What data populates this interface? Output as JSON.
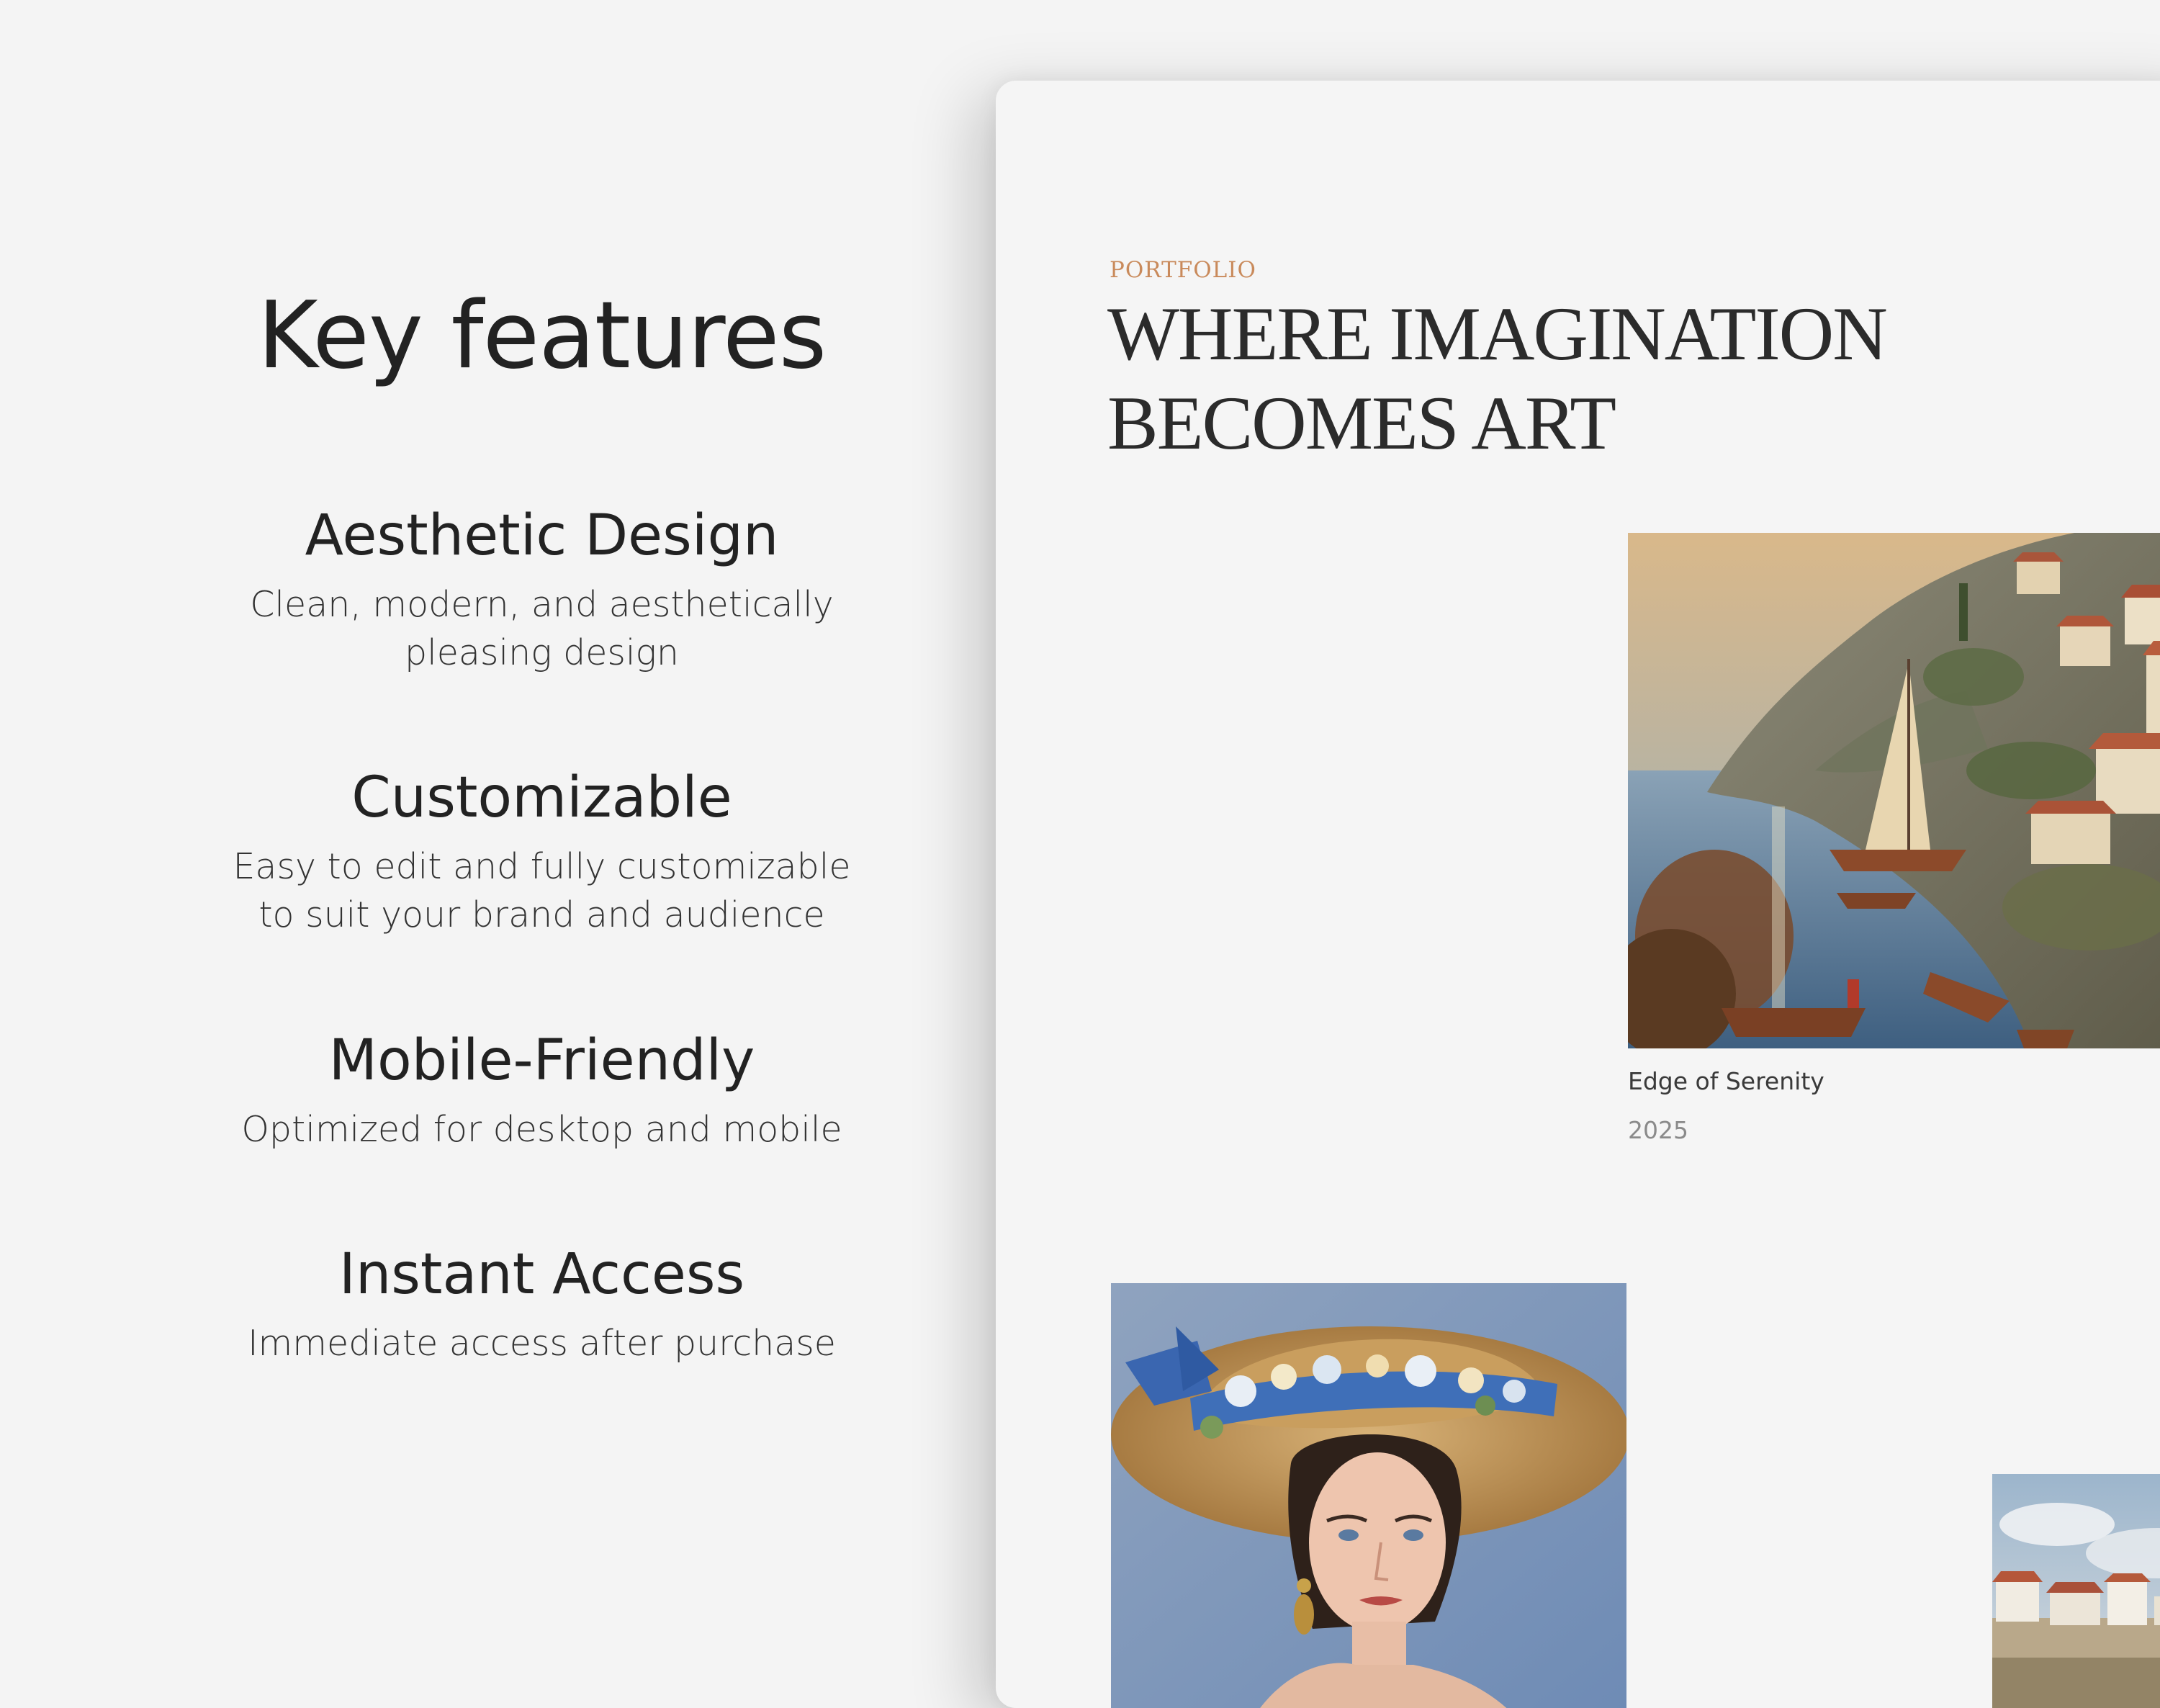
{
  "features": {
    "title": "Key features",
    "items": [
      {
        "name": "Aesthetic Design",
        "description": "Clean, modern, and aesthetically pleasing design"
      },
      {
        "name": "Customizable",
        "description": "Easy to edit and fully customizable to suit your brand and audience"
      },
      {
        "name": "Mobile-Friendly",
        "description": "Optimized for desktop and mobile"
      },
      {
        "name": "Instant Access",
        "description": "Immediate access after purchase"
      }
    ]
  },
  "portfolio": {
    "eyebrow": "PORTFOLIO",
    "headline": "WHERE IMAGINATION BECOMES ART",
    "artworks": [
      {
        "title": "Edge of Serenity",
        "year": "2025",
        "image": "coastal-village-painting"
      },
      {
        "image": "woman-in-flowered-hat-painting"
      },
      {
        "image": "seaside-houses-painting"
      }
    ]
  },
  "colors": {
    "page_background": "#f4f4f4",
    "card_background": "#f5f5f5",
    "accent": "#c98a5b",
    "heading_text": "#222222",
    "muted_text": "#8a8a8a"
  }
}
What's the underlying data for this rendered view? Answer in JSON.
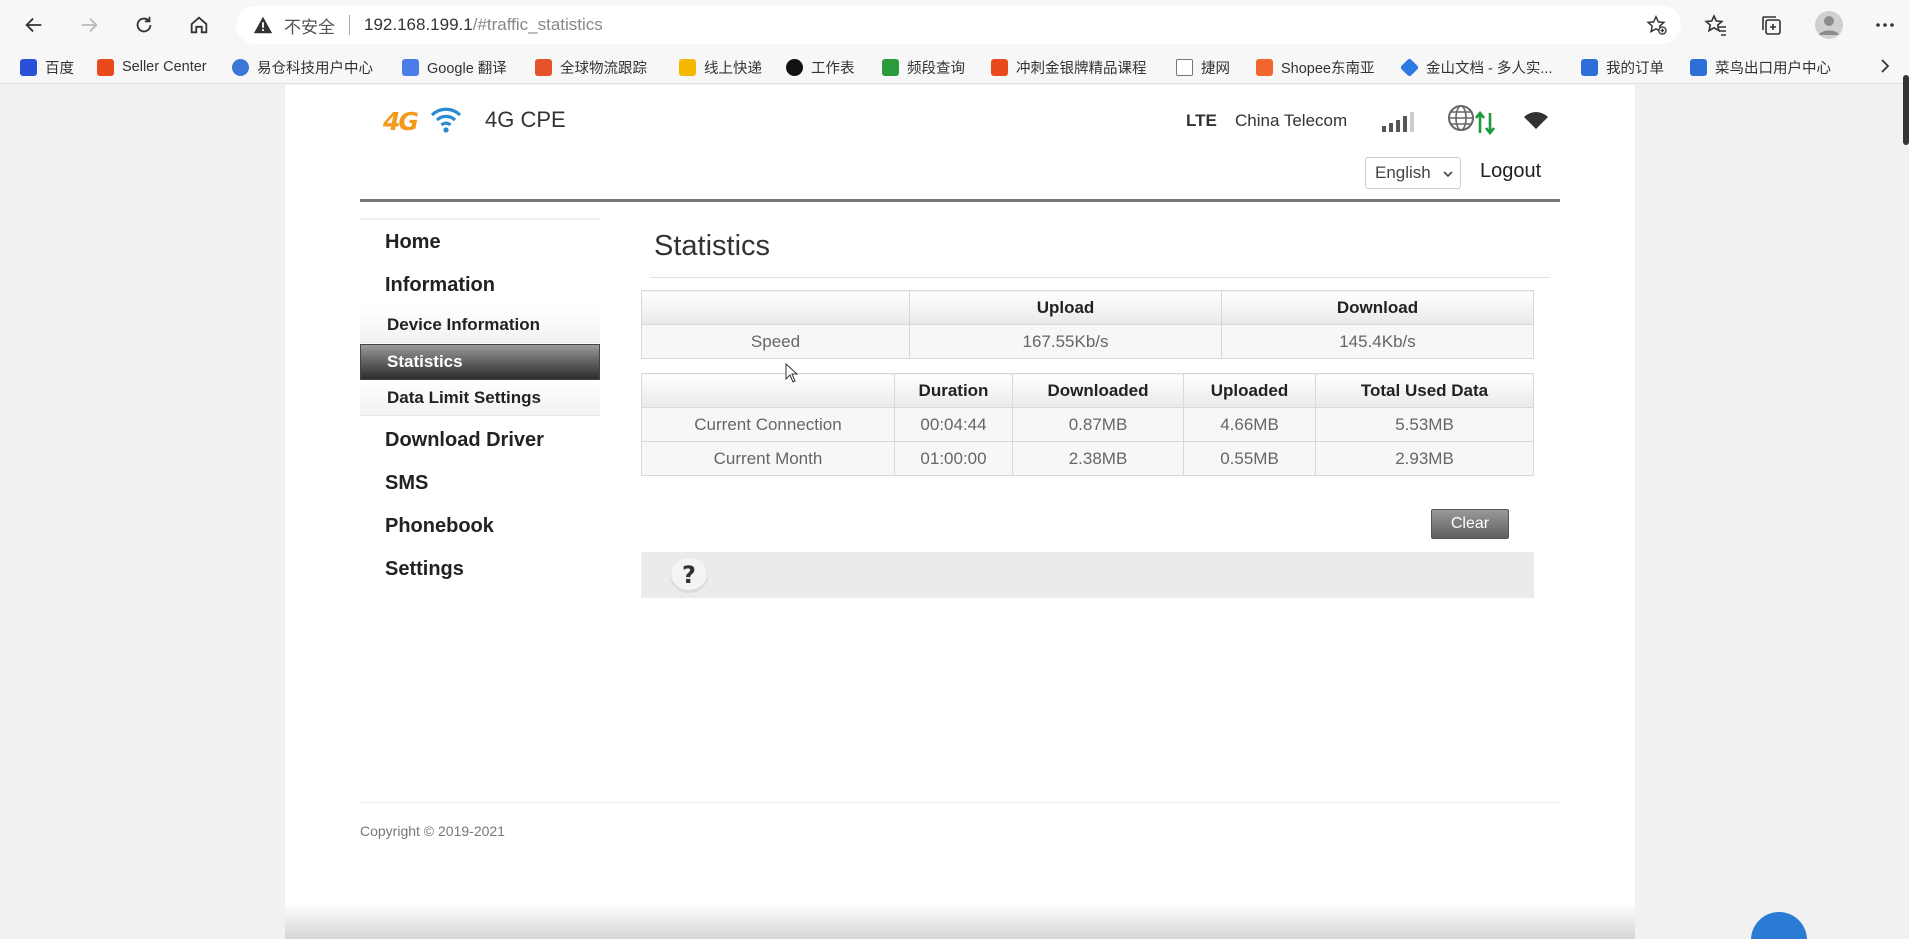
{
  "browser": {
    "security_label": "不安全",
    "url_host": "192.168.199.1",
    "url_path": "/#traffic_statistics",
    "icons": [
      "back-icon",
      "forward-icon",
      "refresh-icon",
      "home-icon",
      "warning-icon",
      "favorite-add-icon",
      "favorites-icon",
      "collections-icon",
      "profile-icon",
      "more-icon"
    ],
    "bookmarks": [
      {
        "label": "百度",
        "color": "#2c4fd8"
      },
      {
        "label": "Seller Center",
        "color": "#e84a1c"
      },
      {
        "label": "易仓科技用户中心",
        "color": "#3a78d8"
      },
      {
        "label": "Google 翻译",
        "color": "#4a7de8"
      },
      {
        "label": "全球物流跟踪",
        "color": "#e5532a"
      },
      {
        "label": "线上快递",
        "color": "#f5b700"
      },
      {
        "label": "工作表",
        "color": "#111111"
      },
      {
        "label": "频段查询",
        "color": "#2a9a3a"
      },
      {
        "label": "冲刺金银牌精品课程",
        "color": "#e84a1c"
      },
      {
        "label": "捷网",
        "color": "#888888"
      },
      {
        "label": "Shopee东南亚",
        "color": "#f0662e"
      },
      {
        "label": "金山文档 - 多人实...",
        "color": "#2d7be0"
      },
      {
        "label": "我的订单",
        "color": "#2d6fd6"
      },
      {
        "label": "菜鸟出口用户中心",
        "color": "#2d6fd6"
      }
    ]
  },
  "header": {
    "logo_text": "4G",
    "product": "4G CPE",
    "network_type": "LTE",
    "carrier": "China Telecom",
    "language": "English",
    "logout": "Logout"
  },
  "menu": {
    "home": "Home",
    "information": "Information",
    "device_information": "Device Information",
    "statistics": "Statistics",
    "data_limit": "Data Limit Settings",
    "download_driver": "Download Driver",
    "sms": "SMS",
    "phonebook": "Phonebook",
    "settings": "Settings"
  },
  "content": {
    "title": "Statistics",
    "speed_table": {
      "headers": [
        "",
        "Upload",
        "Download"
      ],
      "row": {
        "label": "Speed",
        "upload": "167.55Kb/s",
        "download": "145.4Kb/s"
      }
    },
    "usage_table": {
      "headers": [
        "",
        "Duration",
        "Downloaded",
        "Uploaded",
        "Total Used Data"
      ],
      "rows": [
        {
          "label": "Current Connection",
          "duration": "00:04:44",
          "downloaded": "0.87MB",
          "uploaded": "4.66MB",
          "total": "5.53MB"
        },
        {
          "label": "Current Month",
          "duration": "01:00:00",
          "downloaded": "2.38MB",
          "uploaded": "0.55MB",
          "total": "2.93MB"
        }
      ]
    },
    "clear_button": "Clear",
    "help_symbol": "?"
  },
  "footer": {
    "copyright": "Copyright © 2019-2021"
  },
  "colors": {
    "accent_orange": "#f39a1c",
    "wifi_blue": "#2a8ad4",
    "signal_green": "#1d9a3b"
  }
}
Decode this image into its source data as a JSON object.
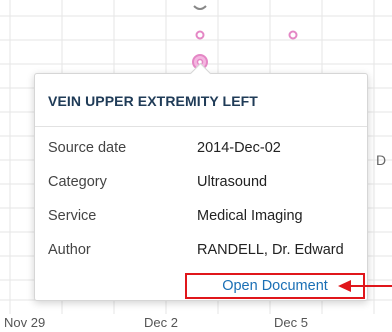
{
  "x_axis": {
    "ticks": [
      "Nov 29",
      "Dec 2",
      "Dec 5"
    ]
  },
  "partial_edge_text": "D",
  "popover": {
    "title": "VEIN UPPER EXTREMITY LEFT",
    "rows": [
      {
        "label": "Source date",
        "value": "2014-Dec-02"
      },
      {
        "label": "Category",
        "value": "Ultrasound"
      },
      {
        "label": "Service",
        "value": "Medical Imaging"
      },
      {
        "label": "Author",
        "value": "RANDELL, Dr. Edward"
      }
    ],
    "link_label": "Open Document"
  },
  "colors": {
    "marker": "#e487c5",
    "marker_selected_fill": "#f4b6e0",
    "title": "#1f3b57",
    "link": "#1a6fb5",
    "highlight": "#e0161b"
  }
}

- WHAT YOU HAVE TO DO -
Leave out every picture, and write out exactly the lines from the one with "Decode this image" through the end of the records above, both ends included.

- OUTPUT OF THE EXERCISE -
Decode this image into its source data as a JSON object.
{
  "x_axis": {
    "ticks": [
      "Nov 29",
      "Dec 2",
      "Dec 5"
    ]
  },
  "partial_edge_text": "D",
  "popover": {
    "title": "VEIN UPPER EXTREMITY LEFT",
    "rows": [
      {
        "label": "Source date",
        "value": "2014-Dec-02"
      },
      {
        "label": "Category",
        "value": "Ultrasound"
      },
      {
        "label": "Service",
        "value": "Medical Imaging"
      },
      {
        "label": "Author",
        "value": "RANDELL, Dr. Edward"
      }
    ],
    "link_label": "Open Document"
  },
  "colors": {
    "marker": "#e487c5",
    "marker_selected_fill": "#f4b6e0",
    "title": "#1f3b57",
    "link": "#1a6fb5",
    "highlight": "#e0161b"
  }
}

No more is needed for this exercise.